Element data from apps and pages:

= Beginning of Section =

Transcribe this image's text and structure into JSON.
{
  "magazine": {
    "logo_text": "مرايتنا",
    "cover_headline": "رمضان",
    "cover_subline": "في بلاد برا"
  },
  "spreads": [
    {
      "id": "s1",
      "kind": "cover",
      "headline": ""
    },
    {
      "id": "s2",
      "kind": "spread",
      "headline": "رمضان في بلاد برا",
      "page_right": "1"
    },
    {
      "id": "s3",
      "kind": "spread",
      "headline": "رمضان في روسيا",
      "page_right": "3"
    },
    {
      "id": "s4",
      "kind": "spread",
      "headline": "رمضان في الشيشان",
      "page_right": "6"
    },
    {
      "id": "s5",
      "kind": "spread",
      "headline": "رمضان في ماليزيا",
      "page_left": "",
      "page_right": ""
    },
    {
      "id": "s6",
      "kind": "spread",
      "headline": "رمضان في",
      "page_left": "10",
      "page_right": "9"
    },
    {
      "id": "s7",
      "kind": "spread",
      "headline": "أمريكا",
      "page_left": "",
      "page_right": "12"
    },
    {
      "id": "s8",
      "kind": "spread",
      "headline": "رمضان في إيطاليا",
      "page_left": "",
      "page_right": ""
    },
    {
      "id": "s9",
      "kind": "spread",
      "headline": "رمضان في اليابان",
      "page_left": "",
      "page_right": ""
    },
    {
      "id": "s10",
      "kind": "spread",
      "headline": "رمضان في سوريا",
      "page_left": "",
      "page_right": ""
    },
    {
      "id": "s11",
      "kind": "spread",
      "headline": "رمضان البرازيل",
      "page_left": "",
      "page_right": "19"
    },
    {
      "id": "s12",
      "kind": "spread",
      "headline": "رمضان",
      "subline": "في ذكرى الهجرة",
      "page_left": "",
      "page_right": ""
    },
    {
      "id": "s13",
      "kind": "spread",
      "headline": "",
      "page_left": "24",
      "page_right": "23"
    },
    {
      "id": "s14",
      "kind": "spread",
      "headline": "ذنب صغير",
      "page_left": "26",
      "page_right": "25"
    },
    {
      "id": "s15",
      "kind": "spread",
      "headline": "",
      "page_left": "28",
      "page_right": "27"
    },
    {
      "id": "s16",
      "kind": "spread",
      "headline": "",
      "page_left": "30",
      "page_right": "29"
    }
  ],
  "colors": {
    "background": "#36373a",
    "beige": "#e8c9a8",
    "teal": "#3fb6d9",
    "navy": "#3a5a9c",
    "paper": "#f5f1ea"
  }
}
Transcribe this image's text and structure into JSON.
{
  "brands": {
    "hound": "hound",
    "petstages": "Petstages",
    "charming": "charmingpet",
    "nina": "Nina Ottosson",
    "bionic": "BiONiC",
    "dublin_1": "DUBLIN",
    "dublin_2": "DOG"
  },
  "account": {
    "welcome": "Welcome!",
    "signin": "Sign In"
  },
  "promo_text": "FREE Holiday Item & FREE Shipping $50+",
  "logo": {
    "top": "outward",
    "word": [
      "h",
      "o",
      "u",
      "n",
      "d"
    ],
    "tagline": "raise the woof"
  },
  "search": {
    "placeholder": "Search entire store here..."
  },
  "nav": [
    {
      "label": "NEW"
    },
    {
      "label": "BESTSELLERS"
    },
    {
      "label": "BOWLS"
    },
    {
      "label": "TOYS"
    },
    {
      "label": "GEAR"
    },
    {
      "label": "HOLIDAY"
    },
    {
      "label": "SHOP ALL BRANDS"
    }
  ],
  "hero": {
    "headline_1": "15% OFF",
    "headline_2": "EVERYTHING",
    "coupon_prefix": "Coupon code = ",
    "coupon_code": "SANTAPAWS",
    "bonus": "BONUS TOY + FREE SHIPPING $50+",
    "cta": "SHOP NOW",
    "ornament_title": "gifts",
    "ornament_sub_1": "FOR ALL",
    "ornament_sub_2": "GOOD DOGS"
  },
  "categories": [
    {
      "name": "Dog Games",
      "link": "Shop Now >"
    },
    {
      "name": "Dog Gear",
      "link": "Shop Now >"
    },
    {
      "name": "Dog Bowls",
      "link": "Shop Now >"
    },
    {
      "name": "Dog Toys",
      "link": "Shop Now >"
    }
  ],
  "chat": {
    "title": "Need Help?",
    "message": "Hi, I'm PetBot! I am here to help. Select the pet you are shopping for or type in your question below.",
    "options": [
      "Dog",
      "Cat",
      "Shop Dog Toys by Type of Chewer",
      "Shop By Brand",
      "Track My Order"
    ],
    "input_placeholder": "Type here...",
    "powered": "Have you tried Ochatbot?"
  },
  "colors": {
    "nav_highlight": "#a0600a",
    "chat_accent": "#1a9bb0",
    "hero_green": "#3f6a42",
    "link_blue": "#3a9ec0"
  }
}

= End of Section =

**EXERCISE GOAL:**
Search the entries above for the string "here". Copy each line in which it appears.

**SOLUTION FOR THIS PROBLEM:**
    "placeholder": "Search entire store here..."
    "message": "Hi, I'm PetBot! I am here to help. Select the pet you are shopping for or type in your question below.",
    "input_placeholder": "Type here...",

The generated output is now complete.